In other words, no relevant background at all. And she is the most senior person in the Bank (the deputy chief executive) responsible for its monetary policy and macroeconomic functions (there is the Governor of course, but he has the whole Bank to run, financial regulation etc).
I suppose that in a way one might almost feel sorry for Robertson: he couldn’t very easily refuse to appoint to the MPC the person Orr had chosen as his macro deputy, but…….Robertson appointed the Board, including the Board chair, and appointed Orr in the first place, and has never shown the least interest in holding the Governor, the Bank, or the MPC to account.
Ah, and of course that “representativeness” paragraph was there again
No mention of course that actual ongoing expertise is a disqualifying consideration, at least for the externals.
What of the future?
On that point, there was a mildly interesting snippet in the minutes of the very last meeting of the old Board, in June this year. They had a non-executive directors-only discussion, and for once recorded some of the material. In part that was to document their conclusion – for the Annual Report – that the MPC had done just fine, but there was also the bit I’ve highlighted.
Perhaps at the very end they were coming to regret going along with the Orr/Quigley/Robertson research blackball? By then, of course, a few days before their terms ended and their Board disbanded, their views counted for little (less than previously), but I suppose it was better than nothing.
With an even less-qualified Board, whose prime responsibilities are for other matters, we can only wait apprehensively to see what sort of names they come up with – no doubt led by the Governor, looking for tame members above all (at least if Orr is reappointed) – next year and beyond.

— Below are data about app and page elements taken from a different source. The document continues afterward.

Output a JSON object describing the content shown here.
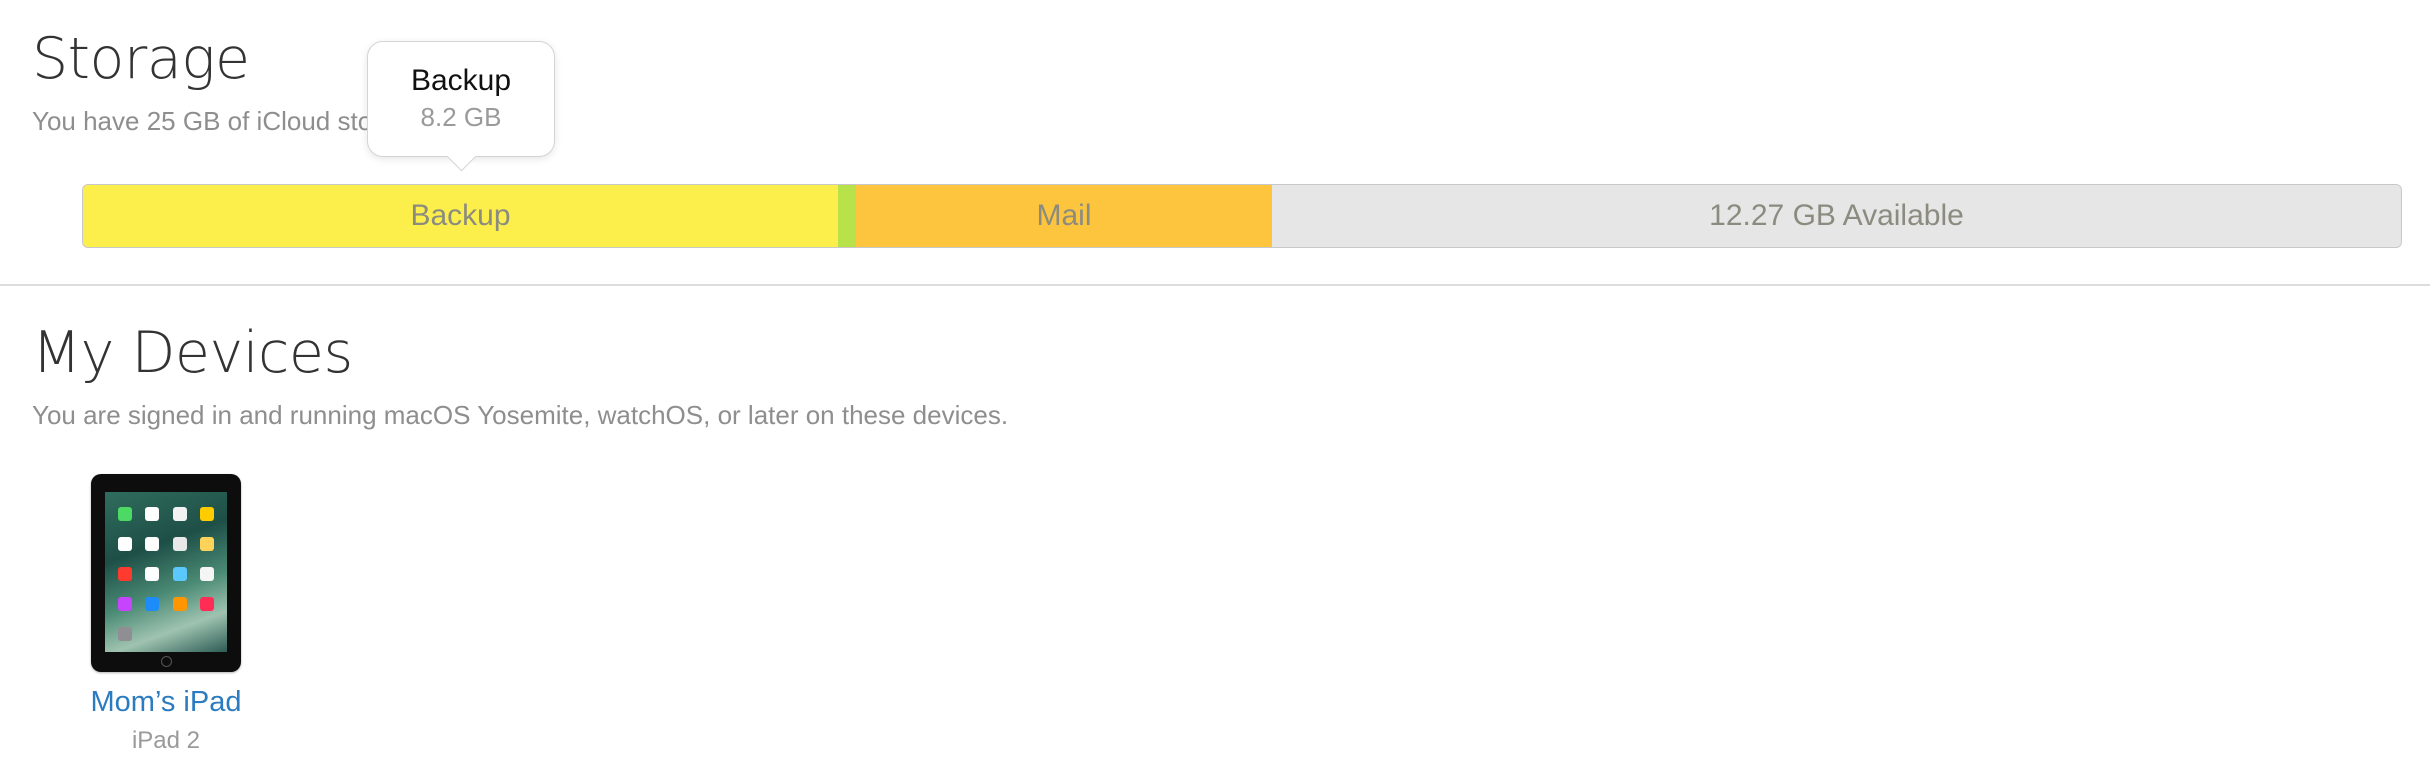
{
  "storage": {
    "title": "Storage",
    "subtitle": "You have 25 GB of iCloud storage.",
    "segments": [
      {
        "name": "Backup",
        "label": "Backup",
        "color": "#fcef4b",
        "size_gb": 8.2
      },
      {
        "name": "Other",
        "label": "",
        "color": "#b8e24a"
      },
      {
        "name": "Mail",
        "label": "Mail",
        "color": "#fdc53d"
      },
      {
        "name": "Available",
        "label": "12.27 GB Available",
        "color": "#e6e6e6"
      }
    ],
    "tooltip": {
      "label": "Backup",
      "size": "8.2 GB"
    }
  },
  "devices": {
    "title": "My Devices",
    "subtitle": "You are signed in and running macOS Yosemite, watchOS, or later on these devices.",
    "items": [
      {
        "name": "Mom’s iPad",
        "model": "iPad 2",
        "icon": "ipad-icon"
      }
    ]
  },
  "colors": {
    "link": "#2b7bc0",
    "muted_text": "#8e8e8e",
    "heading": "#333333"
  }
}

Oh, and in case you were wondering about the (previous) Board’s scrutiny of the external MPC members, there was also this in those June 2022 minutes

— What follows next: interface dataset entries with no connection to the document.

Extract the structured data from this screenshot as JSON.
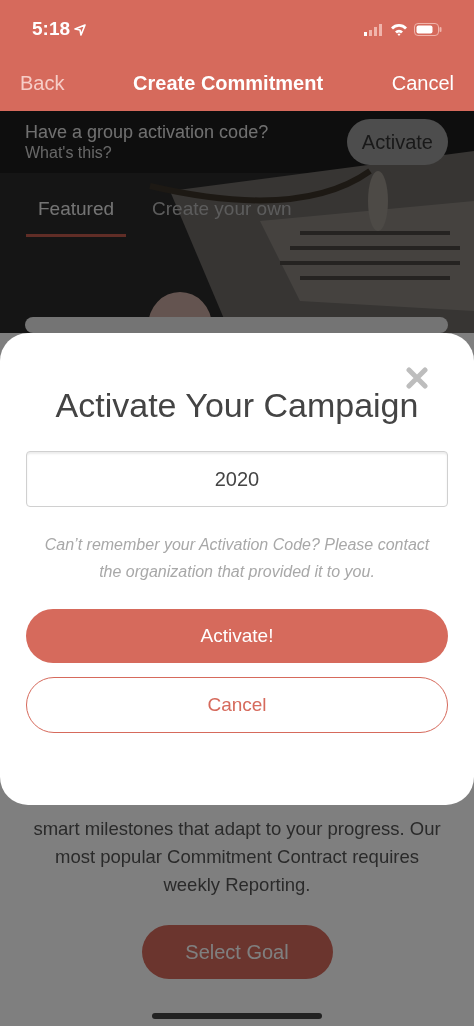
{
  "status_bar": {
    "time": "5:18"
  },
  "nav": {
    "back": {
      "label": "Back",
      "disabled": true
    },
    "title": "Create Commitment",
    "cancel": "Cancel"
  },
  "activation_banner": {
    "prompt": "Have a group activation code?",
    "link": "What's this?",
    "button": "Activate"
  },
  "tabs": [
    {
      "label": "Featured",
      "selected": true
    },
    {
      "label": "Create your own",
      "selected": false
    }
  ],
  "description": "smart milestones that adapt to your progress. Our most popular Commitment Contract requires weekly Reporting.",
  "select_goal_button": "Select Goal",
  "modal": {
    "title": "Activate Your Campaign",
    "code_field": {
      "value": "2020"
    },
    "hint": "Can’t remember your Activation Code? Please contact the organization that provided it to you.",
    "primary_button": "Activate!",
    "secondary_button": "Cancel"
  }
}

Not only is there no record of the substance (almost certainly a breach of the Public Records Act) but note the reference to an annual meeting. Presumably the previous one – the only one preceding the recommendation to reappoint – was around last June, when we can be almost certain no hard questions will have been asked (given the general complacency at the Bank at that stage).
It really isn’t good enough. We have a weak Board (old and new), under the thumb (at least on monetary policy) of a Governor who displays little expertise or interest in monetary policy, really dislikes alternative views or challenge, reappointing with little serious scrutiny external members who are barred from active, ongoing or future research or analysis, and who never seem to either speak or vote in ways that might establish some accountability. All involved share responsibility, but the prime responsibility rests with the Minister of Finance whose creation this system is, whose appointees these people are.

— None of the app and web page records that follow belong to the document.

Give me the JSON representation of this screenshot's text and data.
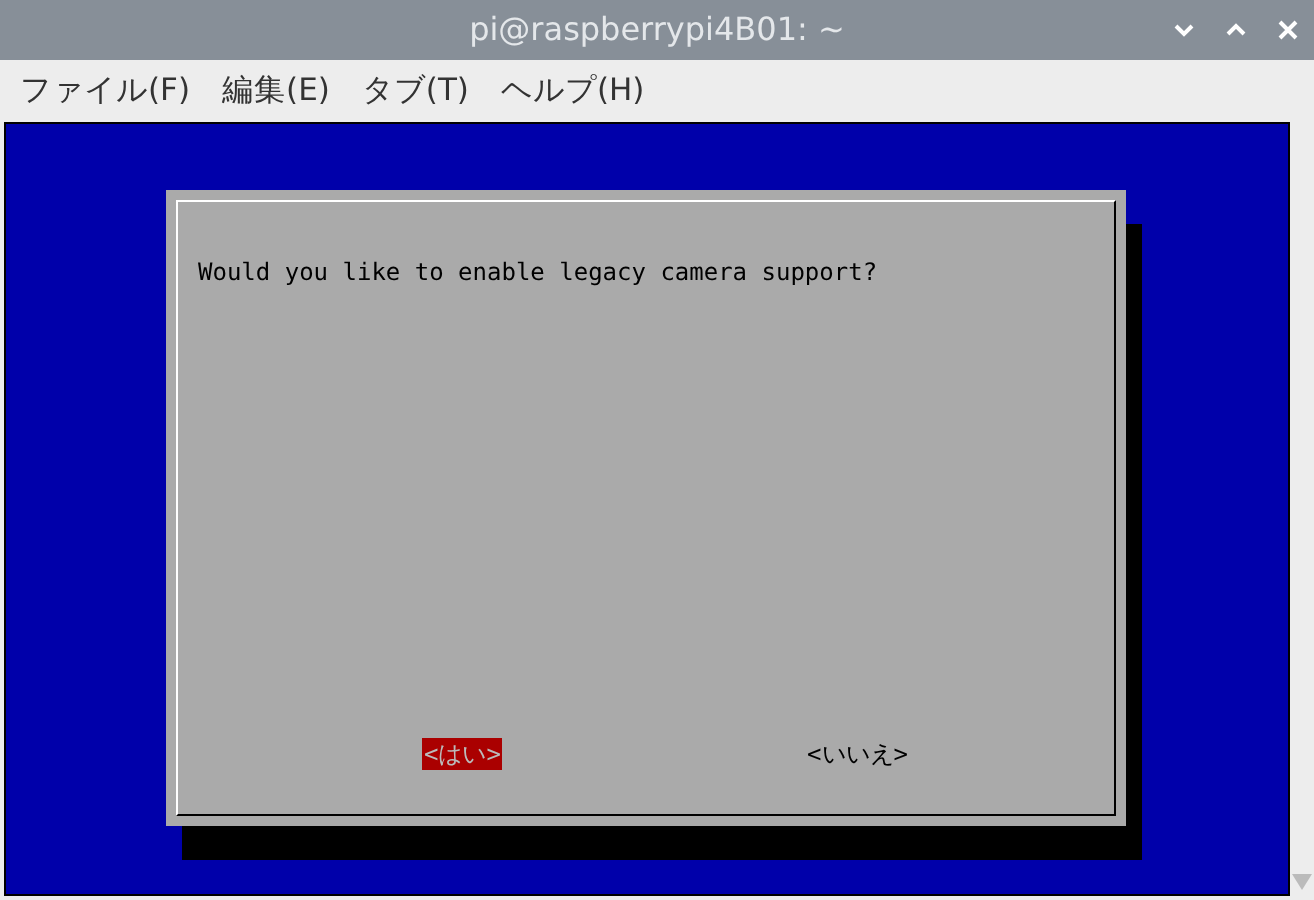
{
  "window": {
    "title": "pi@raspberrypi4B01: ~"
  },
  "menu": [
    {
      "label": "ファイル(F)"
    },
    {
      "label": "編集(E)"
    },
    {
      "label": "タブ(T)"
    },
    {
      "label": "ヘルプ(H)"
    }
  ],
  "dialog": {
    "message": "Would you like to enable legacy camera support?",
    "buttons": [
      {
        "label": "<はい>",
        "selected": true
      },
      {
        "label": "<いいえ>",
        "selected": false
      }
    ]
  }
}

The clock is now ticking on the matter of Orr’s reappointment (or not). There are so many counts on which he should not be reappointed – not least of which is establishing some accountability, of the sort which might reasonably see few global central bankers reappointed at present (but a point warranted more for Orr than most, given his strong “I regret nothing” claims) – but it is now little more than five months until Orr’s term expires. Had he been told he would not be reappointed, or himself decided to seek greener pastures to pursue the things he seems really interested in, you’d think that would have to be announced very soon, if only to enable a proper search process for a replacement (there being no single obvious outstanding candidate to replace him).